Data about app and page elements:
• • • •

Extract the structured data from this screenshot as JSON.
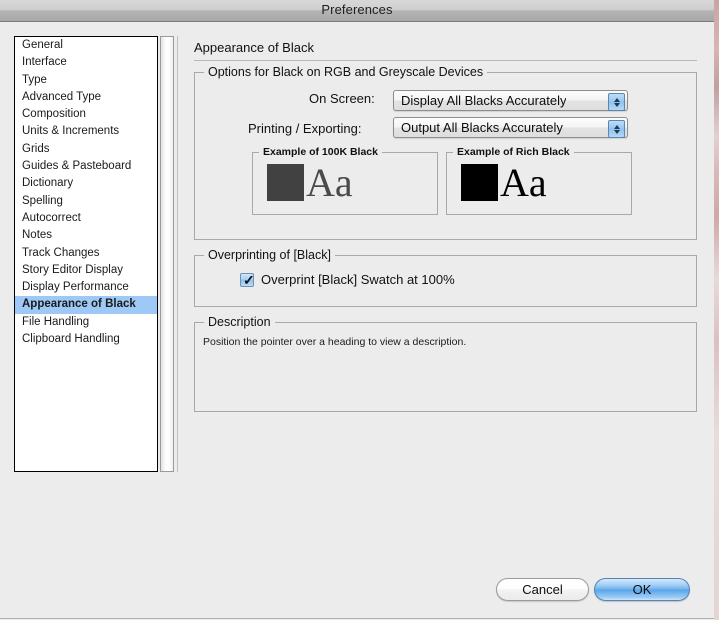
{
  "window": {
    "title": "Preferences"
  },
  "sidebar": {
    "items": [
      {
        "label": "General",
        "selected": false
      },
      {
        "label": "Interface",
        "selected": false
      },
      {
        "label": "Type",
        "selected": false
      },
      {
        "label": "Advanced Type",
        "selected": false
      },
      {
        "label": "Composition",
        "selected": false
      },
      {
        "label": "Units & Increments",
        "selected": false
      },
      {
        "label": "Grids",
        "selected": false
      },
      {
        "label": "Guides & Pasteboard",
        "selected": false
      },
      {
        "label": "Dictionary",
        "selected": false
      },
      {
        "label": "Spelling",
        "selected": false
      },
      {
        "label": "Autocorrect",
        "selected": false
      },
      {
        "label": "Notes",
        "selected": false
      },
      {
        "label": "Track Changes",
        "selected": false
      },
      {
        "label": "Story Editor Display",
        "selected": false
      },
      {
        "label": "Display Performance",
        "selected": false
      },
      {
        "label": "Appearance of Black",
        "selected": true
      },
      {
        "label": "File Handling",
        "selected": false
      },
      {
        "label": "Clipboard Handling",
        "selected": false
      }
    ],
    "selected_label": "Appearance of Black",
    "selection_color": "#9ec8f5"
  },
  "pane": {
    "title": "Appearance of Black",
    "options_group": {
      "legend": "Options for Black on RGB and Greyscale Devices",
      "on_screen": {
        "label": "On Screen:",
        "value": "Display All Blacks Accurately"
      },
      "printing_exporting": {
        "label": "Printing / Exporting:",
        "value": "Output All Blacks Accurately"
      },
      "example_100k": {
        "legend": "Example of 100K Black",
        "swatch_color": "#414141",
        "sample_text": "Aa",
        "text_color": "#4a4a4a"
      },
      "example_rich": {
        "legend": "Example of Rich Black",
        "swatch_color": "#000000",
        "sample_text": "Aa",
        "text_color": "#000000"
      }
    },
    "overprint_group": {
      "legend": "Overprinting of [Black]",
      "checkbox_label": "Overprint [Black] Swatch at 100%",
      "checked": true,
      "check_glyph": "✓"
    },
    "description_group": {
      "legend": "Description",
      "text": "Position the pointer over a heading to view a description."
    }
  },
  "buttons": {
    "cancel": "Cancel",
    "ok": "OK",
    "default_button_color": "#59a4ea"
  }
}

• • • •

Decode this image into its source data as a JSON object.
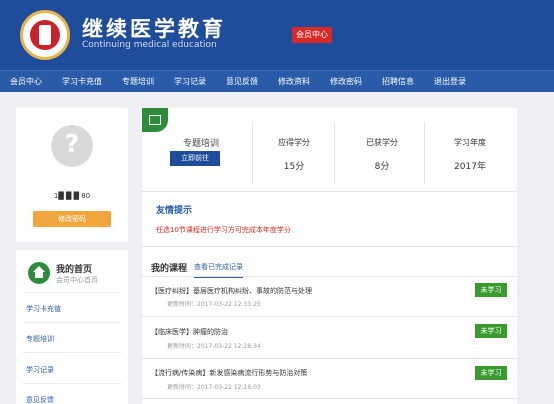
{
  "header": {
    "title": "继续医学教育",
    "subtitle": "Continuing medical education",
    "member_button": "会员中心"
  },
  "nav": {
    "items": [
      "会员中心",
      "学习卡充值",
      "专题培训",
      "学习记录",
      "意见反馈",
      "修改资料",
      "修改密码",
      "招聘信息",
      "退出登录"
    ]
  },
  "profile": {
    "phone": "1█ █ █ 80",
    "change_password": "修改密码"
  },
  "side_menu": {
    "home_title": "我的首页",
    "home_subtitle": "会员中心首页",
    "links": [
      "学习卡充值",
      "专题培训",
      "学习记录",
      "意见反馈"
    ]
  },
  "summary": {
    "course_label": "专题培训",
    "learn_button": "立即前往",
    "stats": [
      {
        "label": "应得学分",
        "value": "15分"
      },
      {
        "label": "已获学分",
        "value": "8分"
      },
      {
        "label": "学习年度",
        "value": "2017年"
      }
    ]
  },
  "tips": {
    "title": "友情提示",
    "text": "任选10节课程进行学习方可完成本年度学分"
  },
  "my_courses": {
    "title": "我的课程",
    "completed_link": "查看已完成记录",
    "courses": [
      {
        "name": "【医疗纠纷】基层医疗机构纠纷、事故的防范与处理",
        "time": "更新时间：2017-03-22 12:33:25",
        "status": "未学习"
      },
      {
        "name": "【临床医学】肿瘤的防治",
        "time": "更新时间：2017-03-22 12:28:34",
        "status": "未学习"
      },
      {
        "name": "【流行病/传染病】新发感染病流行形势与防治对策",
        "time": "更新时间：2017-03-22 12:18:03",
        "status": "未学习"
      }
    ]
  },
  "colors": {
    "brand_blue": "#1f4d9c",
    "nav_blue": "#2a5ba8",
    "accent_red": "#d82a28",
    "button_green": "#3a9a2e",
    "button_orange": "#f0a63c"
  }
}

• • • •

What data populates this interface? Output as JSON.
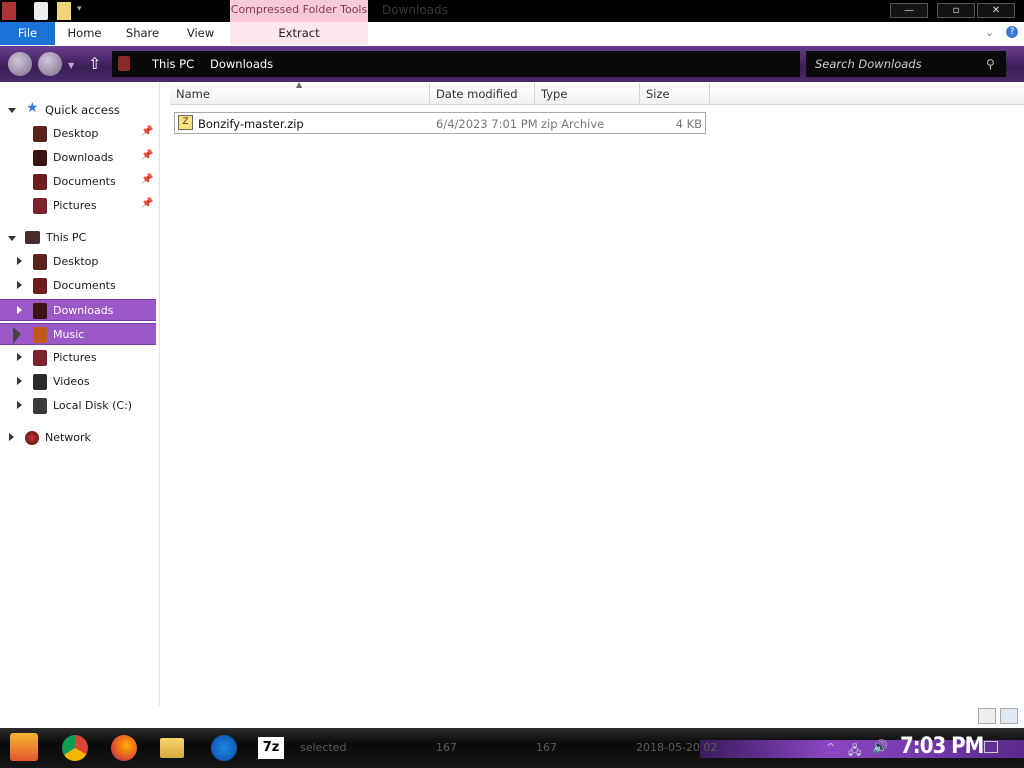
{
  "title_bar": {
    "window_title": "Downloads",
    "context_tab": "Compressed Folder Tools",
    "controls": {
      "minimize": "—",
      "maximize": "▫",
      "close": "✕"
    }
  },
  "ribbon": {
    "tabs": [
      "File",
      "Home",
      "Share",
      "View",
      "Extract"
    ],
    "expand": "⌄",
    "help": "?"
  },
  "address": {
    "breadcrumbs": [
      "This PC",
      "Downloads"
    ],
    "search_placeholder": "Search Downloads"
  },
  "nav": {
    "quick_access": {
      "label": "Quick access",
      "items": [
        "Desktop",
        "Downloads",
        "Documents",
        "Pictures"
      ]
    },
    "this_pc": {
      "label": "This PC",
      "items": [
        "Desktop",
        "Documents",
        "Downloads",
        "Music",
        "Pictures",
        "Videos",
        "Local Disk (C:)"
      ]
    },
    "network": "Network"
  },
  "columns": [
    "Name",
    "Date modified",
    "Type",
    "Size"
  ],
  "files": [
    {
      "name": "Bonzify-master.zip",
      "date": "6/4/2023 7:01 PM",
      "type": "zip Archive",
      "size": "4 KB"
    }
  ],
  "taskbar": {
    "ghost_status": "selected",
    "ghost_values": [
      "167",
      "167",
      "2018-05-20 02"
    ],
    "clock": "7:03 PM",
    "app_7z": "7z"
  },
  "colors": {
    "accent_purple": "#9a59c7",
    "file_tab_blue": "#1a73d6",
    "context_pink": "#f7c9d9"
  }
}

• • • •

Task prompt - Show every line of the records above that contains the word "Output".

Exercise solution -
        "value": "Output All Blacks Accurately"
What data populates this interface? Output as JSON.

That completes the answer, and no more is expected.